#1 Fish and Chips in Hastings!
I think the keywords for British food are hearty and comforting. From the Full English, to a Sunday roast to good old fish and chips.
For two summers, I worked at a chippie on the Hastings seafront, serving up massive portions of cod and chips to pensioners and families. Tea warms the soul. Pubs are rooted in history and in most cases, good places to socialise. Other typical British dishes include sausage & mash and pie.
|Borough Market: Foodie paradise|
Home is where the heart is! I genuinely love living in London due to the diverse, ever-changing and countless restaurants you can go to. With diversity comes variety, you can find authentic restaurants all over.
There are markets brimming with food stalls from Europe to Ethiopia and speciality shops where you can pick up international herbs, spices, fruits and vegetables.
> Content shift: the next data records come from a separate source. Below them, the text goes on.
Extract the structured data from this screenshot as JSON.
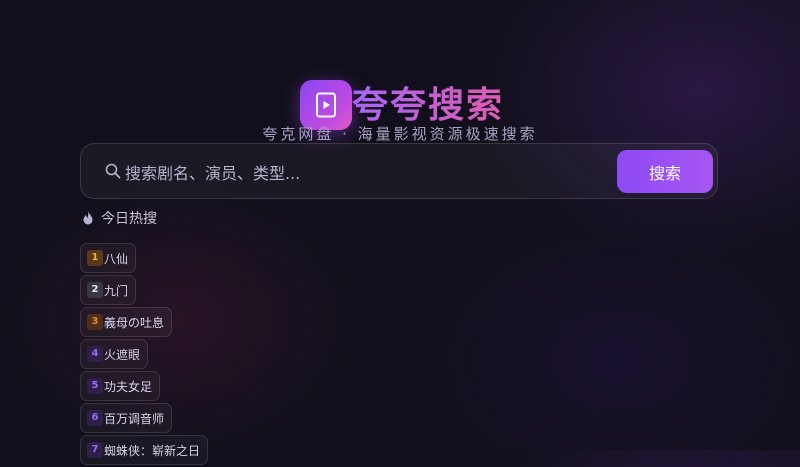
{
  "brand": {
    "title": "夸夸搜索",
    "subtitle": "夸克网盘 · 海量影视资源极速搜索",
    "logo_icon": "play-file-icon"
  },
  "search": {
    "placeholder": "搜索剧名、演员、类型...",
    "value": "",
    "button_label": "搜索",
    "icon": "search-icon"
  },
  "hot": {
    "icon": "fire-icon",
    "title": "今日热搜",
    "items": [
      {
        "rank": "1",
        "label": "八仙"
      },
      {
        "rank": "2",
        "label": "九门"
      },
      {
        "rank": "3",
        "label": "義母の吐息"
      },
      {
        "rank": "4",
        "label": "火遮眼"
      },
      {
        "rank": "5",
        "label": "功夫女足"
      },
      {
        "rank": "6",
        "label": "百万调音师"
      },
      {
        "rank": "7",
        "label": "蜘蛛侠：崭新之日"
      }
    ]
  },
  "colors": {
    "background": "#110f1b",
    "accent": "#9b50f4",
    "title_gradient_start": "#a865f5",
    "title_gradient_end": "#e05bb4",
    "rank1_bg": "#5a3a16",
    "rank1_fg": "#f2b33d",
    "rank2_bg": "#3a3845",
    "rank2_fg": "#e6e6ee",
    "rank3_bg": "#4e2e18",
    "rank3_fg": "#e28a3c",
    "rank_other_bg": "#2c1f4a",
    "rank_other_fg": "#9b6cf0"
  }
}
Some of my favourite restaurants in London are:
- Mirch Masala (Tooting, Indian)
- Al Forno (Wimbledon, Italian)
- Joy King Lau (Soho, Chinese).
- The Chicken Shop (Kentish Town, Chicken)
- Wahaca (Covent Garden, Mexican)
- I only chose 1 – 2 dishes from each country, sorry to any natives out there if I missed out something worthy of a mention.
- I dine on a studenty budget. All the places where I eat out normally cost under £15 a head. I know this eradicates a big portion of the restaurants out there e.g. michelin starred dining but I do believe that unpretentious dining and even street side stalls provide some of the most delicious/authentic foods out there.
- I try to avoid dining at chain restaurant establishments, there is so much fun to be had finding the hidden gems and supporting independent businesses.
- Name and shame: I really dislike Wagamama and Fire & Stone. One thing these restaurants have in common is the marketing gimmick of ‘fusion cuisine’. Countries have such a unique array of dishes, I think it’s completely unnecessary to blend different cuisines together.
- For cheap European holidays, I always pick self-catering. It gives you the freedom to explore the culinary delights of a country without time restricting/standard hotel meals.
- Chilli becomes the tastiest thing in the world if you give it a chance you will develop a palate for it :).